A power of attorney is a legal document which allows you to appoint someone to make decisions on your behalf. The scope, duration and operation of the authority are determined by you.
For example, you may choose to appoint an attorney to sign legal documents on your behalf while you are away travelling, or to assist with communicating decisions to banks and utility providers.
What are the responsibilities of the attorney?
The attorney must act in your best interest and avoid circumstances with conflict of interest. This includes acting honestly, diligently and in good faith; exercising reasonable skill and care; not profiting from the position unless authorised; and keeping accounts of records.
Additionally, the attorney cannot consent to unlawful acts, make decisions about the care of the your children, revoke a will, and vote on your behalf.
When does the Power of Attorney end?
Certain events may trigger a power of attorney to end, such as if you choose to revoke the power of attorney.
Depending on the jurisdiction, the attorney will not be able to make decisions on your behalf if they pass, go bankrupt or if there is a conflict of interest (e.g. they become your primary carer).
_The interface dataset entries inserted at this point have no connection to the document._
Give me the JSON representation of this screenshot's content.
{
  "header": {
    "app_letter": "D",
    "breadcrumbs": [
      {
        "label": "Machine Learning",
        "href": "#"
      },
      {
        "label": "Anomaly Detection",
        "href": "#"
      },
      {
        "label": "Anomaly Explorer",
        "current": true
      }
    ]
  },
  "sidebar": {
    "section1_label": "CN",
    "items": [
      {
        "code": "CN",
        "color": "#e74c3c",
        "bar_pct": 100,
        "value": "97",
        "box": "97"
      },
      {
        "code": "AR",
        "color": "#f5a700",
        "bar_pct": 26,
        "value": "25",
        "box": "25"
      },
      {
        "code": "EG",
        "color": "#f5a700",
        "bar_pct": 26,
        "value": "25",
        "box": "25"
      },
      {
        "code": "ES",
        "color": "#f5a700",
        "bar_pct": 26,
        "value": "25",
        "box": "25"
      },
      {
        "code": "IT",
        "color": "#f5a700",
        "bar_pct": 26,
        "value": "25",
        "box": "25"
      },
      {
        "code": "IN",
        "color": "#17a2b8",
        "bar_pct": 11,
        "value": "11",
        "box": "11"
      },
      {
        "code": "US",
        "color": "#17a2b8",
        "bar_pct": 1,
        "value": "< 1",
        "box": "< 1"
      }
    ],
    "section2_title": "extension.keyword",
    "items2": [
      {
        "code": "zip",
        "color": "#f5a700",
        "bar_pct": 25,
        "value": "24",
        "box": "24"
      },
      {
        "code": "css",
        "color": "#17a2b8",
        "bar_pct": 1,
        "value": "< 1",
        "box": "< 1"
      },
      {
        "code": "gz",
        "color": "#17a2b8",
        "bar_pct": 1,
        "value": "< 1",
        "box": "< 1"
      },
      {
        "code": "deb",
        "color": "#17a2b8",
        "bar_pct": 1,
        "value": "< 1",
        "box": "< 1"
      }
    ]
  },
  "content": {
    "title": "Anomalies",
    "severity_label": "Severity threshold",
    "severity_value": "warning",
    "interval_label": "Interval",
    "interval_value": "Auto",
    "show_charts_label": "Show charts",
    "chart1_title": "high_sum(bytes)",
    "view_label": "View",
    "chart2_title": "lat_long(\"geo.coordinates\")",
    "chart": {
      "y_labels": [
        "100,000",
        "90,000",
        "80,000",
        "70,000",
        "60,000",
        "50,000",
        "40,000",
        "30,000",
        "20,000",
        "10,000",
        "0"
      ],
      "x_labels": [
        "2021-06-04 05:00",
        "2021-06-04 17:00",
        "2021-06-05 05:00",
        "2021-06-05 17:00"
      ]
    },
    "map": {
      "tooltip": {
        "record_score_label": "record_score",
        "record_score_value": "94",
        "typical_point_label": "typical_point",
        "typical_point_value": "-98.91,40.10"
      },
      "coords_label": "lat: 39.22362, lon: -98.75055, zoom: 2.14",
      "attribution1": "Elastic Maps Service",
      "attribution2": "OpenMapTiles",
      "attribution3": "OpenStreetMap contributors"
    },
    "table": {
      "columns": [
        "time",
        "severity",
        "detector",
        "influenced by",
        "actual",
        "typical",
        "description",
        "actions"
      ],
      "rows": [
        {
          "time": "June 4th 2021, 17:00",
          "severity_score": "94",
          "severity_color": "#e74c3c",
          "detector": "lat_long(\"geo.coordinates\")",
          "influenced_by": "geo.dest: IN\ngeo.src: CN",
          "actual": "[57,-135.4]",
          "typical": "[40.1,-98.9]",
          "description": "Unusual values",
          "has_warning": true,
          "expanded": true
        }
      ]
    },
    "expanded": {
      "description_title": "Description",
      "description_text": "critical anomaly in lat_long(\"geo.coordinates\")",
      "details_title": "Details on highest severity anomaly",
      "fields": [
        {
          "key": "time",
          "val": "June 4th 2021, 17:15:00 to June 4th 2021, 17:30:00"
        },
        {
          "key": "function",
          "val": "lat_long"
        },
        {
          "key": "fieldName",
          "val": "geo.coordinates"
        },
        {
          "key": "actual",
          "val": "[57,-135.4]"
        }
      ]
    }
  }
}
The attorney may also choose to resign from the authority, however, this may occur in limited circumstances.
Who can I appoint as my Power of Attorney?
The attorney must be at least 18 years of age and must have decision-making capacity. It is important to choose the right person as they will be making important decisions affecting your life. The person must be able to:
- Understand information pertaining to the decision
- Understand the effect and consequences of the decision
- Assess and weigh the information to make the decision
- Communicate the decision accordingly
You must choose your attorney carefully as these arrangements can be taken advantage of
What are the different types of Power of Attorneys?
A General Power of Attorney allows the attorney to make only financial decisions on your behalf while you have full decision-making capacity. A General Power of Attorney will only last for a set amount of time determined by you.
An Enduring Power of Attorney will be valid for an indefinite (i.e. “enduring”) amount of time, and attorneys can make both financial and personal decision on your behalf. If you lose capacity and can no longer make or understand your own decisions, only an Enduring Power of Attorney will be valid.
A Supportive Power of Attorney can assist you with making financial, personal or other decisions, while you still have capacity. They cannot act completely on your behalf and make decisions for you.
Ultimately, the main differences lie in the decision-making powers granted, and how long the attorney’s power stands.
Can an appointed attorney make medical decisions under an enduring power of attorney?
In short, no.
For medical decisions, you will need to appoint a medical treatment decision-maker. An appointed medical treatment decision-maker will have the legal authority to make medical treatment decisions when you are no longer able to do so.